── Supplied data ──
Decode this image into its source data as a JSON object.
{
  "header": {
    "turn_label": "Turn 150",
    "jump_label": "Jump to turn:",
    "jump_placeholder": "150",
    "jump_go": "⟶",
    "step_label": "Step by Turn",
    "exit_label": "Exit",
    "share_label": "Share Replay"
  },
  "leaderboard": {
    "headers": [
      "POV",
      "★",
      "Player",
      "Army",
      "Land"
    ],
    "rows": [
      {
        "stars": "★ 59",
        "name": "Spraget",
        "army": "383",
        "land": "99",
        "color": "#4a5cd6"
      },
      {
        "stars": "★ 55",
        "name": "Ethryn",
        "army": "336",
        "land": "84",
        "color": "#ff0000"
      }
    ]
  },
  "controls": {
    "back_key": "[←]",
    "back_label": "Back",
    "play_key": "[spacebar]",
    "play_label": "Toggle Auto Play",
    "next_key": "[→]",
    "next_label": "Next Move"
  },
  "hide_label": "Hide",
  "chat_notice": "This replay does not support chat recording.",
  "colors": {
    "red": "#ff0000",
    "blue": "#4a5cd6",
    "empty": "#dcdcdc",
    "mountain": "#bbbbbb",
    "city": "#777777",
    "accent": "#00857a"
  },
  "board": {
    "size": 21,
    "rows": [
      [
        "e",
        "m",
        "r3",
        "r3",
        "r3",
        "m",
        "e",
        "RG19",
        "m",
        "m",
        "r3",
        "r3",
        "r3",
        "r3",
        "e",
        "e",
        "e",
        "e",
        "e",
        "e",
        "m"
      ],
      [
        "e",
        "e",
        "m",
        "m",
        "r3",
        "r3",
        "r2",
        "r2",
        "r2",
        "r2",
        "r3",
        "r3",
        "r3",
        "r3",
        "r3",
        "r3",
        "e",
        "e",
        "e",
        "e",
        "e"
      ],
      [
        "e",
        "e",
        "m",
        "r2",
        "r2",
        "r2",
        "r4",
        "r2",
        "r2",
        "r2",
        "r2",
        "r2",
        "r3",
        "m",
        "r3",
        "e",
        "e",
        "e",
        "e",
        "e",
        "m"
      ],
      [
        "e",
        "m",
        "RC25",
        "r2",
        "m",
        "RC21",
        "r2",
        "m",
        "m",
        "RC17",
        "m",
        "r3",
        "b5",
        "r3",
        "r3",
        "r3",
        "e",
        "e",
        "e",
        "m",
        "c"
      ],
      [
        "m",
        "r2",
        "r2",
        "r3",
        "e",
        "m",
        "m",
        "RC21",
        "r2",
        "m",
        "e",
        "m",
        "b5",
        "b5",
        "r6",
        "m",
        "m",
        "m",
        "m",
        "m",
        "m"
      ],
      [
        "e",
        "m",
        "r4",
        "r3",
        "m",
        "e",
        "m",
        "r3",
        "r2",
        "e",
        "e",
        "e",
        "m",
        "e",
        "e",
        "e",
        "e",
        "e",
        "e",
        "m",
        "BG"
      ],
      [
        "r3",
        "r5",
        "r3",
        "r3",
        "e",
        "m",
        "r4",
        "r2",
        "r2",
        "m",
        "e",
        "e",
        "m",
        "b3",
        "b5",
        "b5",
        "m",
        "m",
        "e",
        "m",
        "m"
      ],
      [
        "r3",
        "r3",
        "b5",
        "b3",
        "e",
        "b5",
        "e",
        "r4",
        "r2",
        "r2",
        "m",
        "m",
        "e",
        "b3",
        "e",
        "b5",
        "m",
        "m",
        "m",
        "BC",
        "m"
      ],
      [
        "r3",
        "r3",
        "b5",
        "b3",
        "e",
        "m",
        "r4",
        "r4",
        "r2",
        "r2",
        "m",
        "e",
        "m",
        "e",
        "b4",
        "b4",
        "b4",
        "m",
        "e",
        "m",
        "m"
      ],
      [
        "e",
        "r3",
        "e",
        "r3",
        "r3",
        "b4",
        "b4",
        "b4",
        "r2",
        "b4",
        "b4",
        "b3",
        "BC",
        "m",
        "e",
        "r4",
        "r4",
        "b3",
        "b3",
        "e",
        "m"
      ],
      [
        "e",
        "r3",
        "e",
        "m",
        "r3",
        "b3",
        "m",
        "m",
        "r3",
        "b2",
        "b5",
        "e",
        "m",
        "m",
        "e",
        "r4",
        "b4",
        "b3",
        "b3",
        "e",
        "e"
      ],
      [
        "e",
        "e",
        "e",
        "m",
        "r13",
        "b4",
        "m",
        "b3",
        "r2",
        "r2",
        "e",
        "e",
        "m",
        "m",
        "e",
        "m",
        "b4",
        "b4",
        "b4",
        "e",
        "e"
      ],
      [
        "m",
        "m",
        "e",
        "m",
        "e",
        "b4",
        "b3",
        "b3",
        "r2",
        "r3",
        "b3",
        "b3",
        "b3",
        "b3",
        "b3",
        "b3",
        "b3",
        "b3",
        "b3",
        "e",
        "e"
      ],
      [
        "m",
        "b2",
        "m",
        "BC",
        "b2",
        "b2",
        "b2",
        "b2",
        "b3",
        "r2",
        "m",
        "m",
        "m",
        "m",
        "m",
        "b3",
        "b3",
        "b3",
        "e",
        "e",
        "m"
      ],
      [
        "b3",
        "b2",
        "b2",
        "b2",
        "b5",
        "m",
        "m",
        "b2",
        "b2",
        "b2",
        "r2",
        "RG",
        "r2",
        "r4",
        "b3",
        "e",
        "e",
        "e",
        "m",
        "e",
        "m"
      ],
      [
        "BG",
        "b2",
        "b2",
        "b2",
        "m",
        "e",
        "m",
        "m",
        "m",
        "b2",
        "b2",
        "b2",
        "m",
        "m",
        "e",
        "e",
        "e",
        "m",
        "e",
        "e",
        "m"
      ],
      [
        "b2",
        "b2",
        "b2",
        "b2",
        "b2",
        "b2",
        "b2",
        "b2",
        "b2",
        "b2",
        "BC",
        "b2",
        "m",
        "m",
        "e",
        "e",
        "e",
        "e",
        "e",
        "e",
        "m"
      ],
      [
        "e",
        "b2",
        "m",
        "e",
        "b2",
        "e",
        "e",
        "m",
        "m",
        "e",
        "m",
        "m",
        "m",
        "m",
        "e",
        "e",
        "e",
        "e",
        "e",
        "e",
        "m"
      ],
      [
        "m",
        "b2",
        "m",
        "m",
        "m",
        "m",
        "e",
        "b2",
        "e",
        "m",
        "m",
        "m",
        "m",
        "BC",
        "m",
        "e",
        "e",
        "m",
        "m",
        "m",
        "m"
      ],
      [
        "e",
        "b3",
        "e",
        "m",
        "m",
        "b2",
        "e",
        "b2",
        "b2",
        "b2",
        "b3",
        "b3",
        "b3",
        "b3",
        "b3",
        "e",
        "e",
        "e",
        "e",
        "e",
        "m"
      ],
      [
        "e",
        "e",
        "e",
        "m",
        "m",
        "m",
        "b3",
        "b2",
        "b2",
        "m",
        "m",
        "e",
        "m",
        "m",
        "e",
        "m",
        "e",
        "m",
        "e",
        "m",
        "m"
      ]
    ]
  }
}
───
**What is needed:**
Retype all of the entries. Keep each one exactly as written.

**Answer box:**
Decode this image into its source data as a JSON object.
{
  "header": {
    "turn_label": "Turn 150",
    "jump_label": "Jump to turn:",
    "jump_placeholder": "150",
    "jump_go": "⟶",
    "step_label": "Step by Turn",
    "exit_label": "Exit",
    "share_label": "Share Replay"
  },
  "leaderboard": {
    "headers": [
      "POV",
      "★",
      "Player",
      "Army",
      "Land"
    ],
    "rows": [
      {
        "stars": "★ 59",
        "name": "Spraget",
        "army": "383",
        "land": "99",
        "color": "#4a5cd6"
      },
      {
        "stars": "★ 55",
        "name": "Ethryn",
        "army": "336",
        "land": "84",
        "color": "#ff0000"
      }
    ]
  },
  "controls": {
    "back_key": "[←]",
    "back_label": "Back",
    "play_key": "[spacebar]",
    "play_label": "Toggle Auto Play",
    "next_key": "[→]",
    "next_label": "Next Move"
  },
  "hide_label": "Hide",
  "chat_notice": "This replay does not support chat recording.",
  "colors": {
    "red": "#ff0000",
    "blue": "#4a5cd6",
    "empty": "#dcdcdc",
    "mountain": "#bbbbbb",
    "city": "#777777",
    "accent": "#00857a"
  },
  "board": {
    "size": 21,
    "rows": [
      [
        "e",
        "m",
        "r3",
        "r3",
        "r3",
        "m",
        "e",
        "RG19",
        "m",
        "m",
        "r3",
        "r3",
        "r3",
        "r3",
        "e",
        "e",
        "e",
        "e",
        "e",
        "e",
        "m"
      ],
      [
        "e",
        "e",
        "m",
        "m",
        "r3",
        "r3",
        "r2",
        "r2",
        "r2",
        "r2",
        "r3",
        "r3",
        "r3",
        "r3",
        "r3",
        "r3",
        "e",
        "e",
        "e",
        "e",
        "e"
      ],
      [
        "e",
        "e",
        "m",
        "r2",
        "r2",
        "r2",
        "r4",
        "r2",
        "r2",
        "r2",
        "r2",
        "r2",
        "r3",
        "m",
        "r3",
        "e",
        "e",
        "e",
        "e",
        "e",
        "m"
      ],
      [
        "e",
        "m",
        "RC25",
        "r2",
        "m",
        "RC21",
        "r2",
        "m",
        "m",
        "RC17",
        "m",
        "r3",
        "b5",
        "r3",
        "r3",
        "r3",
        "e",
        "e",
        "e",
        "m",
        "c"
      ],
      [
        "m",
        "r2",
        "r2",
        "r3",
        "e",
        "m",
        "m",
        "RC21",
        "r2",
        "m",
        "e",
        "m",
        "b5",
        "b5",
        "r6",
        "m",
        "m",
        "m",
        "m",
        "m",
        "m"
      ],
      [
        "e",
        "m",
        "r4",
        "r3",
        "m",
        "e",
        "m",
        "r3",
        "r2",
        "e",
        "e",
        "e",
        "m",
        "e",
        "e",
        "e",
        "e",
        "e",
        "e",
        "m",
        "BG"
      ],
      [
        "r3",
        "r5",
        "r3",
        "r3",
        "e",
        "m",
        "r4",
        "r2",
        "r2",
        "m",
        "e",
        "e",
        "m",
        "b3",
        "b5",
        "b5",
        "m",
        "m",
        "e",
        "m",
        "m"
      ],
      [
        "r3",
        "r3",
        "b5",
        "b3",
        "e",
        "b5",
        "e",
        "r4",
        "r2",
        "r2",
        "m",
        "m",
        "e",
        "b3",
        "e",
        "b5",
        "m",
        "m",
        "m",
        "BC",
        "m"
      ],
      [
        "r3",
        "r3",
        "b5",
        "b3",
        "e",
        "m",
        "r4",
        "r4",
        "r2",
        "r2",
        "m",
        "e",
        "m",
        "e",
        "b4",
        "b4",
        "b4",
        "m",
        "e",
        "m",
        "m"
      ],
      [
        "e",
        "r3",
        "e",
        "r3",
        "r3",
        "b4",
        "b4",
        "b4",
        "r2",
        "b4",
        "b4",
        "b3",
        "BC",
        "m",
        "e",
        "r4",
        "r4",
        "b3",
        "b3",
        "e",
        "m"
      ],
      [
        "e",
        "r3",
        "e",
        "m",
        "r3",
        "b3",
        "m",
        "m",
        "r3",
        "b2",
        "b5",
        "e",
        "m",
        "m",
        "e",
        "r4",
        "b4",
        "b3",
        "b3",
        "e",
        "e"
      ],
      [
        "e",
        "e",
        "e",
        "m",
        "r13",
        "b4",
        "m",
        "b3",
        "r2",
        "r2",
        "e",
        "e",
        "m",
        "m",
        "e",
        "m",
        "b4",
        "b4",
        "b4",
        "e",
        "e"
      ],
      [
        "m",
        "m",
        "e",
        "m",
        "e",
        "b4",
        "b3",
        "b3",
        "r2",
        "r3",
        "b3",
        "b3",
        "b3",
        "b3",
        "b3",
        "b3",
        "b3",
        "b3",
        "b3",
        "e",
        "e"
      ],
      [
        "m",
        "b2",
        "m",
        "BC",
        "b2",
        "b2",
        "b2",
        "b2",
        "b3",
        "r2",
        "m",
        "m",
        "m",
        "m",
        "m",
        "b3",
        "b3",
        "b3",
        "e",
        "e",
        "m"
      ],
      [
        "b3",
        "b2",
        "b2",
        "b2",
        "b5",
        "m",
        "m",
        "b2",
        "b2",
        "b2",
        "r2",
        "RG",
        "r2",
        "r4",
        "b3",
        "e",
        "e",
        "e",
        "m",
        "e",
        "m"
      ],
      [
        "BG",
        "b2",
        "b2",
        "b2",
        "m",
        "e",
        "m",
        "m",
        "m",
        "b2",
        "b2",
        "b2",
        "m",
        "m",
        "e",
        "e",
        "e",
        "m",
        "e",
        "e",
        "m"
      ],
      [
        "b2",
        "b2",
        "b2",
        "b2",
        "b2",
        "b2",
        "b2",
        "b2",
        "b2",
        "b2",
        "BC",
        "b2",
        "m",
        "m",
        "e",
        "e",
        "e",
        "e",
        "e",
        "e",
        "m"
      ],
      [
        "e",
        "b2",
        "m",
        "e",
        "b2",
        "e",
        "e",
        "m",
        "m",
        "e",
        "m",
        "m",
        "m",
        "m",
        "e",
        "e",
        "e",
        "e",
        "e",
        "e",
        "m"
      ],
      [
        "m",
        "b2",
        "m",
        "m",
        "m",
        "m",
        "e",
        "b2",
        "e",
        "m",
        "m",
        "m",
        "m",
        "BC",
        "m",
        "e",
        "e",
        "m",
        "m",
        "m",
        "m"
      ],
      [
        "e",
        "b3",
        "e",
        "m",
        "m",
        "b2",
        "e",
        "b2",
        "b2",
        "b2",
        "b3",
        "b3",
        "b3",
        "b3",
        "b3",
        "e",
        "e",
        "e",
        "e",
        "e",
        "m"
      ],
      [
        "e",
        "e",
        "e",
        "m",
        "m",
        "m",
        "b3",
        "b2",
        "b2",
        "m",
        "m",
        "e",
        "m",
        "m",
        "e",
        "m",
        "e",
        "m",
        "e",
        "m",
        "m"
      ]
    ]
  }
}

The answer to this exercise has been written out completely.